In a ground-breaking revelation that may well pave the way for a potential vaccine to thwart the dreaded HIV virus, researchers have found that a concoction of antibodies has the potency to keep the virus at bay for weeks.
Two studies; one conducted by scientists at Harvard University and the other carried out by U.S. government researchers found that the infusion of rare antibodies, produced by less than a fifth of people infected with HIV, tends to thwart wide array of the virus strains.
These antibodies latch onto the regions of the virus that are highly “conserved” and do not allow it to spread, reveal the studies.
“These are the Ferraris of antibodies,” lead author of the study, Dr Dan Barouch, director of the Center for Virology and Vaccine Research at Beth Israel Deaconess Medical Center and a professor at Harvard Medical School said.
“Nobody, including ourselves, has been able to develop a vaccine that can generate immune responses that are even close,” confessed Dr Barouch.
For the purpose of the study, both the research teams tested the antibodies in the rhesus monkeys infected with the Simian-human immunodeficiency virus, the monkey version of HIV virus that causes AIDS.
The Harvard study revealed that an antibody called PGT121 was the most efficacious. The antibody reduced the virus to untraceable levels in 16 of 18 monkeys within a seven day period.
“Basically, that antibody, given either alone or in combination, resulted in a dramatic effect,” Barouch said.
The other study conducted by scientists at the National Institute of Allergy and Infectious Diseases, a part of the National Institutes of Health, revealed analogous results.
While the initial results are encouraging, these antibodies have to be tested in humans now.
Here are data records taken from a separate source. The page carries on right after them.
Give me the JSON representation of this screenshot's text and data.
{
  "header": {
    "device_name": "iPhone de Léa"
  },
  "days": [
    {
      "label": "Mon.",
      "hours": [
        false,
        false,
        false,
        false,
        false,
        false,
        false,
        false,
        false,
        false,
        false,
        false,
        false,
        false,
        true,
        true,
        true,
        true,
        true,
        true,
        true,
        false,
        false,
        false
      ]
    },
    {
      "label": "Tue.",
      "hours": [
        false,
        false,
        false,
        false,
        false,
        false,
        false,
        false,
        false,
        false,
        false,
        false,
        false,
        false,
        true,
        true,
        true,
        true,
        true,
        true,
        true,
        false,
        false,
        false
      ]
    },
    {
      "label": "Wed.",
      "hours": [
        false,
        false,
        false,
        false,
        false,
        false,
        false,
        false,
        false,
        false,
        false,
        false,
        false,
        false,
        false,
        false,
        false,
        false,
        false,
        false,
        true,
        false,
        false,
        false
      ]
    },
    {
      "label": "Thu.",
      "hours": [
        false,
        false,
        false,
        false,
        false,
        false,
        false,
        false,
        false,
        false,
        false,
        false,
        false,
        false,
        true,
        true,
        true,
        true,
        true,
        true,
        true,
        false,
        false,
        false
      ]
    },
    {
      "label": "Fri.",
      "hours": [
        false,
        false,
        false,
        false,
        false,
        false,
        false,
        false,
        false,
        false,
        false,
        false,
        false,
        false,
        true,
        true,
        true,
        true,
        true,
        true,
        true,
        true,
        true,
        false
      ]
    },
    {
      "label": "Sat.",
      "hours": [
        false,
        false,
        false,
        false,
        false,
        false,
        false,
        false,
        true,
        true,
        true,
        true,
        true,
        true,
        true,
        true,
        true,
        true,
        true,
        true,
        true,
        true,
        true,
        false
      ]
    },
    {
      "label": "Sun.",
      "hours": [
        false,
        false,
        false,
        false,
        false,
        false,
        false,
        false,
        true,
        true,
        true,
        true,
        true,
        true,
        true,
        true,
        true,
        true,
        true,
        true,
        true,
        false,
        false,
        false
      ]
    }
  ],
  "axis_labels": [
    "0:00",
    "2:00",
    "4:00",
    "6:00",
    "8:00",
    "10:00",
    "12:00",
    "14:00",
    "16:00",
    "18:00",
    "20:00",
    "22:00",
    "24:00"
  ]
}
Another area of research that needs to be explored is the usage of these antibodies in combination with antiretroviral treatments.
Dr Barouch strongly believes that such a combination will have a great impact as antiretroviral drugs kill the machinery used by the HIV virus to replicate itself while the antibodies attack the free virus particles in the blood as well as in cells.